Pseudonaja is a genus of venomous elapid snakes native to Australia. Species of this genus are known commonly as brown snakes and are considered to be some of the most dangerous snakes in the country; even young snakes are capable of delivering a fatal envenomation to a human.
Despite its common name, the king brown snake (Pseudechis australis) is not a brown snake, but a member of the genus Pseudechis, commonly known as black snakes.
The following species and subspecies are recognized.
- Pseudonaja affinis GÃ¼nther, 1872 â" dugite or spotted brown snake
i>Pseudonaja affinis affinis GÃ¼nther, 1872 â" coastal mainland Western Australia.
- Pseudonaja affinis exilis Storr, 1989 â" mainland Western Australia and Rottnest Island.
- Pseudonaja affinis tanneri (Worrell, 1961) â" mainland Western Australia, Boxer Island and other islands.

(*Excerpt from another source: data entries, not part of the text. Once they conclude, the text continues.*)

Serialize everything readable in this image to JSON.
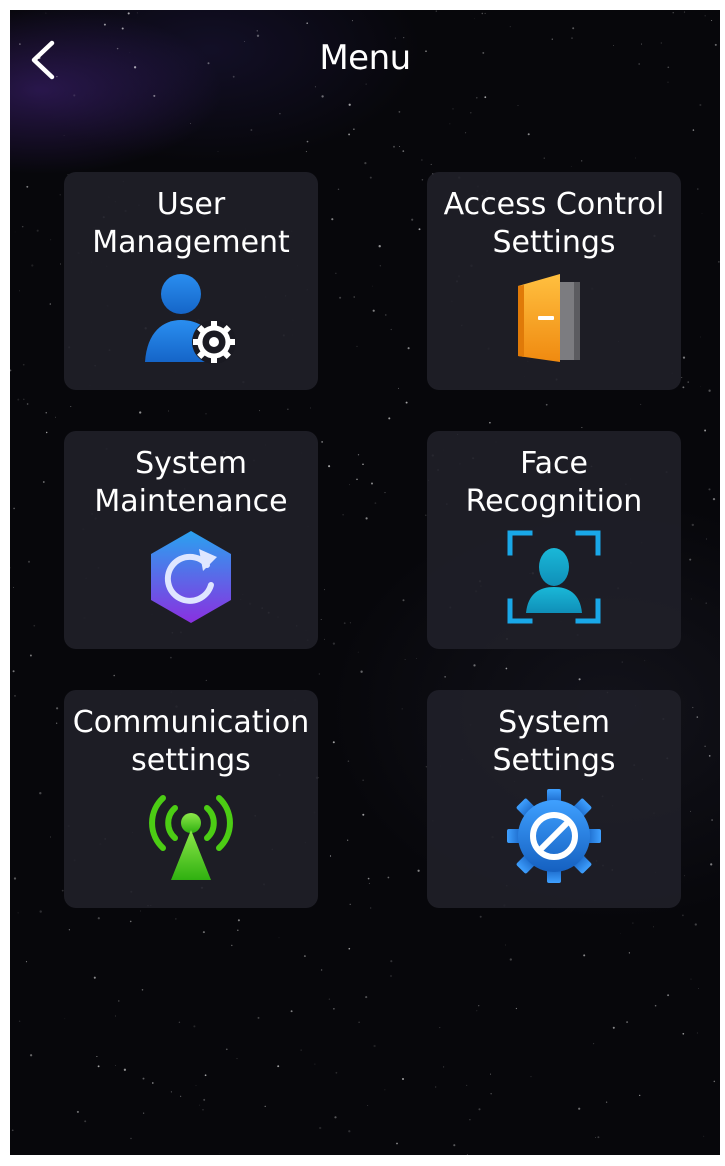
{
  "header": {
    "title": "Menu",
    "back_icon": "chevron-left-icon"
  },
  "menu": {
    "tiles": [
      {
        "line1": "User",
        "line2": "Management",
        "icon": "user-gear-icon"
      },
      {
        "line1": "Access Control",
        "line2": "Settings",
        "icon": "door-icon"
      },
      {
        "line1": "System",
        "line2": "Maintenance",
        "icon": "refresh-hexagon-icon"
      },
      {
        "line1": "Face",
        "line2": "Recognition",
        "icon": "face-scan-icon"
      },
      {
        "line1": "Communication",
        "line2": "settings",
        "icon": "antenna-signal-icon"
      },
      {
        "line1": "System",
        "line2": "Settings",
        "icon": "settings-gear-icon"
      }
    ]
  },
  "colors": {
    "background": "#07070b",
    "tile": "#202028",
    "text": "#ffffff",
    "user_blue": "#1a7fe0",
    "door_orange": "#f5a020",
    "hex_blue": "#2f7ae6",
    "hex_purple": "#7a3be0",
    "face_cyan": "#19a8e0",
    "signal_green": "#5ad419",
    "gear_blue": "#1e7fd8"
  }
}
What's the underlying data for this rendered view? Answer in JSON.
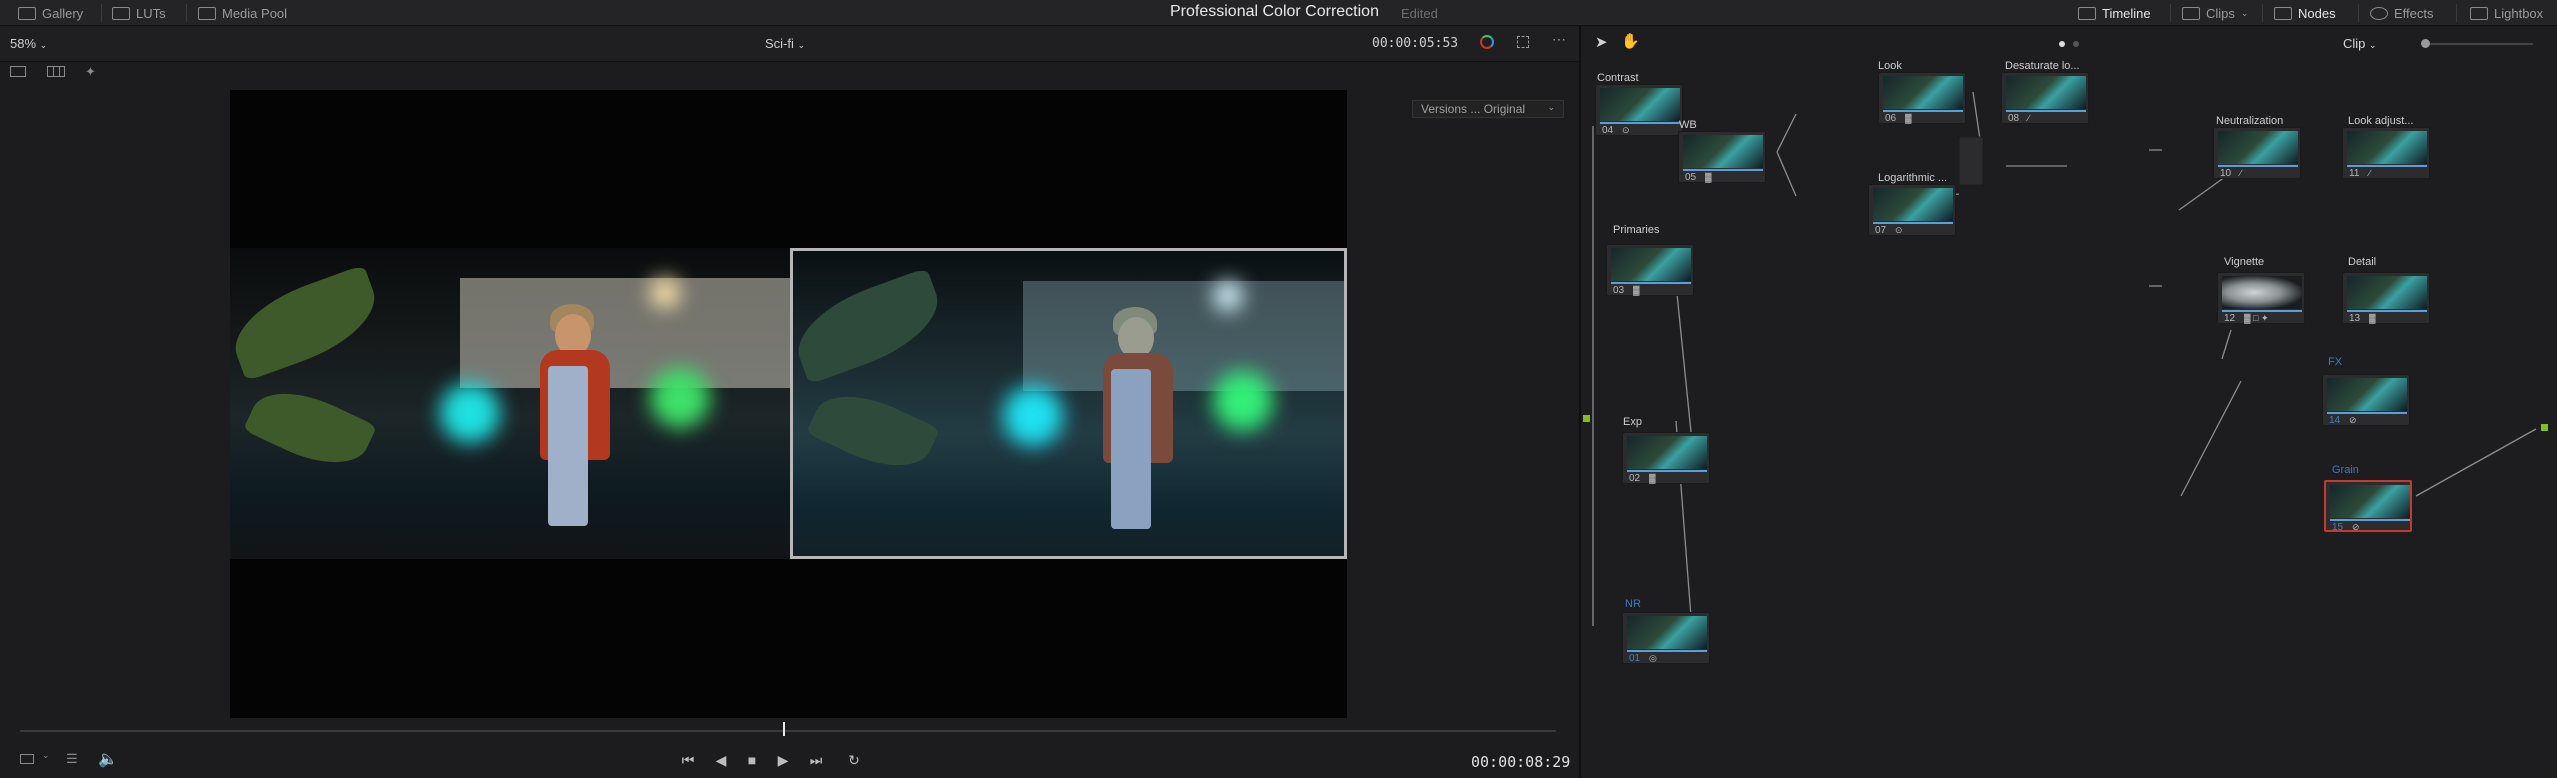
{
  "topbar": {
    "gallery": "Gallery",
    "luts": "LUTs",
    "media_pool": "Media Pool",
    "project_title": "Professional Color Correction",
    "status": "Edited",
    "timeline": "Timeline",
    "clips": "Clips",
    "nodes": "Nodes",
    "effects": "Effects",
    "lightbox": "Lightbox"
  },
  "viewer": {
    "zoom": "58%",
    "clip_name": "Sci-fi",
    "timecode_top": "00:00:05:53",
    "versions": "Versions ... Original",
    "timecode_bottom": "00:00:08:29",
    "playhead_fraction": 0.497
  },
  "nodes_panel": {
    "mode": "Clip",
    "nodes": [
      {
        "label": "Contrast",
        "num": "04",
        "badge": "⊙"
      },
      {
        "label": "WB",
        "num": "05",
        "badge": "▓"
      },
      {
        "label": "Look",
        "num": "06",
        "badge": "▓"
      },
      {
        "label": "Desaturate lo...",
        "num": "08",
        "badge": "∕"
      },
      {
        "label": "Logarithmic ...",
        "num": "07",
        "badge": "⊙"
      },
      {
        "label": "Neutralization",
        "num": "10",
        "badge": "∕"
      },
      {
        "label": "Look adjust...",
        "num": "11",
        "badge": "∕"
      },
      {
        "label": "Primaries",
        "num": "03",
        "badge": "▓"
      },
      {
        "label": "Vignette",
        "num": "12",
        "badge": "▓ □ ✦"
      },
      {
        "label": "Detail",
        "num": "13",
        "badge": "▓"
      },
      {
        "label": "FX",
        "num": "14",
        "badge": "⊘"
      },
      {
        "label": "Exp",
        "num": "02",
        "badge": "▓"
      },
      {
        "label": "Grain",
        "num": "15",
        "badge": "⊘"
      },
      {
        "label": "NR",
        "num": "01",
        "badge": "◎"
      }
    ]
  },
  "icons": {
    "gallery": "gallery-icon",
    "luts": "luts-icon",
    "media_pool": "media-pool-icon",
    "timeline": "timeline-icon",
    "clips": "clips-icon",
    "nodes": "nodes-icon",
    "effects": "effects-icon",
    "lightbox": "lightbox-icon"
  },
  "colors": {
    "accent_blue": "#38a8e8",
    "input_green": "#7fbf1e",
    "selected_node": "#c43a2f",
    "disabled_label": "#3f78c0"
  }
}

Nota bene: A binomial authority in parentheses indicates that the species was originally described in a genus other than Pseudonaja.
Brown snakes are easily alarmed and may bite if approached closely, handled, or threatened. Sudden, early collapse is often a feature of brown snake envenomation. A prominent effect of envenomation is venom-induced consumption coagulopathy and this can lead to death. Renal damage may also rarely occur.
Other clinical signs include: abdominal pain, breathing and swallowing difficulty, convulsions, ptosis, hemolysis, hypotension from depression of myocardial contractility, and renal failure. Notably rhabdomyolysis is not a feature of envenomation by brown snakes.
The eastern brown snake (Pseudonaja textilis) is the most toxic member of the genus and is considered by some to be the second most toxic land snake in the world, after the inland taipan (which is also found in Australia). The western brown snake is the tenth most venomous snake in the world.
Brown snakes can easily harm animals and livestock as well.
The venom fangs of snakes of the genus Pseudonaja are very short, and the average yield of venom per bite is relatively low â" for P. textilis, P. nuchalis, and P. affinis, about 4 to 6.5Â mg dry weight of venom. Therefore most of the bites end up without serious medical consequences. Despite its toxicity the smallest Pseudonaja, P. modesta, can even be considered harmless. Bites by the bigger species of Pseudonaja, especially P. textilis and P. nuchalis, are known for causing serious toxicosis and fatalities.
- GÃ¼nther A. 1858. Catalogue of the Colubrine Snakes in the Collection of the British Museum. London: Trustees of the British Museum. (Taylor and Francis, printers). xvi + 281 pp. (Pseudonaja, new genus, p. 227).
- Skinner A. (2009). "A multivariate morphometric analysis and systematic review of Pseudonaja (Serpentes, Elapidae, Hydrophiinae)". Zoological Journal of the Linnean Society 155: 171â"197. doi: 10.1111/j.1096-3642.2008.00436.x.
- Genus Pseudonaja at The Reptile Database